Dr. John Lathrop has a phD from Harvard in astrophysics. He has been teaching me about the stars for as long as I can remember. He is my father.
In their early days of dating, my mom once introduced him as an ivy league astrologer, & he didn't correct her (she was merely nervous, not ignorant--she went to Harvard, too). He's that kind of person. He has made me smart both intellectually & emotionally. Knowing about the universe has always made me keenly aware of my own insignificance, in a good way.
Since learning about my illness, I like to think of myself in relation to the Milky Way. That I am merely a collection of particles, of matter, of cells. That I have constellations of viruses, beautiful & colorful in their own way. That the Black Hole exists, but it is not any closer to shifting my orbit. Scientists like to keep emotions out of critical theory & thought, & I have aimed to do just that. To deconstruct my human chemistry made up of all the things that already exist & have existed for billions & billions of years. That time is relative: the light of stars that bounces back inside my eye has been trying to reach me since before I got sick. That when I feel too weak to move or lift my arm, it is only gravity on this planet that makes it difficult. In my body, it is merely about what starts the firing of organic electricity. It is only about a cell's nucleus & the information it carries. Cells that travel in darkness, lighting up with their neon colors, randomly & not randomly.
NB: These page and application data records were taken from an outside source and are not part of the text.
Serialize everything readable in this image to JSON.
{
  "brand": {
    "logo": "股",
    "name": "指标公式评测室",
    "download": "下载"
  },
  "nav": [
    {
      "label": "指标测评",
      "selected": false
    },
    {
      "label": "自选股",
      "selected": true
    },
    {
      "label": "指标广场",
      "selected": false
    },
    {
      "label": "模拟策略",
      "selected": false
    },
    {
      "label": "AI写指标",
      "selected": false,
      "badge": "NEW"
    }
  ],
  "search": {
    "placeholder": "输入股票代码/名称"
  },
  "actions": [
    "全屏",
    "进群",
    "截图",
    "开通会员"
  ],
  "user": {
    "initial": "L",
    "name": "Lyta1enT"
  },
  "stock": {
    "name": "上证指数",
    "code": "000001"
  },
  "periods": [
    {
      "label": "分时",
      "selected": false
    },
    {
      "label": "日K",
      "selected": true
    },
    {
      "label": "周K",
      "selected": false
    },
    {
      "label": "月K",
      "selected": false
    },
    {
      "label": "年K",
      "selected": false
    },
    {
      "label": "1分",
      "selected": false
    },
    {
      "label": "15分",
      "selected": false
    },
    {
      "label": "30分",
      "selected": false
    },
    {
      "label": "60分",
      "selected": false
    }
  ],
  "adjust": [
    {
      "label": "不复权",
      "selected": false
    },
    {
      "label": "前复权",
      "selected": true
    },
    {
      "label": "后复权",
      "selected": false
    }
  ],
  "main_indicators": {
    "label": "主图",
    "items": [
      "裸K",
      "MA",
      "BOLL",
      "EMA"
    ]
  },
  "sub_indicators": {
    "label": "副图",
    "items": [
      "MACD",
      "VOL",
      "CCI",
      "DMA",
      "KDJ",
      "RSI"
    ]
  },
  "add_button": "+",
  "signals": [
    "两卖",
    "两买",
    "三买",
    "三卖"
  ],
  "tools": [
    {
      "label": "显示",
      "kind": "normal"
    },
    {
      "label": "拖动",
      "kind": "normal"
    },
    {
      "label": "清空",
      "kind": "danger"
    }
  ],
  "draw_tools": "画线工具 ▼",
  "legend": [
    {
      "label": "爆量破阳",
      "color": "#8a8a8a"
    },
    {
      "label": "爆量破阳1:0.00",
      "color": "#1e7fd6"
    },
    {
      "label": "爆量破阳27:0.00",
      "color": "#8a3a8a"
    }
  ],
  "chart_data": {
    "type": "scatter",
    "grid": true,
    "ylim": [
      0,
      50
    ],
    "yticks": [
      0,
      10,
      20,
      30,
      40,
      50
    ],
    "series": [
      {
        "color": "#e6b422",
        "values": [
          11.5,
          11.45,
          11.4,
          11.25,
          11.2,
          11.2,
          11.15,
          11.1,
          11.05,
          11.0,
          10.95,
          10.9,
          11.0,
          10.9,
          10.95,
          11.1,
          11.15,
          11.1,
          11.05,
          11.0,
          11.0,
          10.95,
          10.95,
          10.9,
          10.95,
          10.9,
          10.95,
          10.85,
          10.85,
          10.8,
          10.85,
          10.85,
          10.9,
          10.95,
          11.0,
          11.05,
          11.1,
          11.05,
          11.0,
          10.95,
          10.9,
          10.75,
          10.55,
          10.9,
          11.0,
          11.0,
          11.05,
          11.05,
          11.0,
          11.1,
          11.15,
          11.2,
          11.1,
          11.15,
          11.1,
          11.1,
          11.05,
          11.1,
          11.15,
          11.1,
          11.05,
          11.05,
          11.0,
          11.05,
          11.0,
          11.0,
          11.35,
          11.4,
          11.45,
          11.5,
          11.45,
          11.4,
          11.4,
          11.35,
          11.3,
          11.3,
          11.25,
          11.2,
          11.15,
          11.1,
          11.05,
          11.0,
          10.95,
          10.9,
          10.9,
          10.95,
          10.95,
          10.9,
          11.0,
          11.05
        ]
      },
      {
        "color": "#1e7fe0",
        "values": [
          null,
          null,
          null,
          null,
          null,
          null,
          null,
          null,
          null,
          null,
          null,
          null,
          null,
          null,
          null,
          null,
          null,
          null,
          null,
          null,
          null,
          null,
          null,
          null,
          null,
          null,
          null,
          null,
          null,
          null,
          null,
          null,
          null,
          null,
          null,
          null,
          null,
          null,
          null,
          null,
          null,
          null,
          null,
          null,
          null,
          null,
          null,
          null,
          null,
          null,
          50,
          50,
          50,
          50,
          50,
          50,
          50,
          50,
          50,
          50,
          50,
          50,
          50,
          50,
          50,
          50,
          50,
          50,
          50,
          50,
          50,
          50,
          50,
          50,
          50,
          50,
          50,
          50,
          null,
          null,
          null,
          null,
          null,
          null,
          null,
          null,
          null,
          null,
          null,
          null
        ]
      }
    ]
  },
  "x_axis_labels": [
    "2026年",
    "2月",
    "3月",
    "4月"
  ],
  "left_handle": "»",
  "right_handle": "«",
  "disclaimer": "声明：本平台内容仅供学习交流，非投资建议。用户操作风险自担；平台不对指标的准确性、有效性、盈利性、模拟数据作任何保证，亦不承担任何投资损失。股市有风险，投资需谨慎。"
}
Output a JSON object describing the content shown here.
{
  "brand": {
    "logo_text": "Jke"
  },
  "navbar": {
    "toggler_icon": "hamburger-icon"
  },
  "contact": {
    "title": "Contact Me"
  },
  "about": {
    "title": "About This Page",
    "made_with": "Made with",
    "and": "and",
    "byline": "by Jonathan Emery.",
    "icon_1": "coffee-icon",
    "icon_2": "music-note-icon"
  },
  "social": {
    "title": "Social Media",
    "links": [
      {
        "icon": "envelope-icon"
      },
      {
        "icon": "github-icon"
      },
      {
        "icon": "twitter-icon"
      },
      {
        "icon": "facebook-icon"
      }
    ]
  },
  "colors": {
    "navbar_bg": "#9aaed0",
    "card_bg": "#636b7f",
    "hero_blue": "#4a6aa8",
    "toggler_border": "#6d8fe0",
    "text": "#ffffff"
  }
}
They & I, we are only a miracle.
The Big Bang
Blog entry posted by margib, Nov 5, 2009.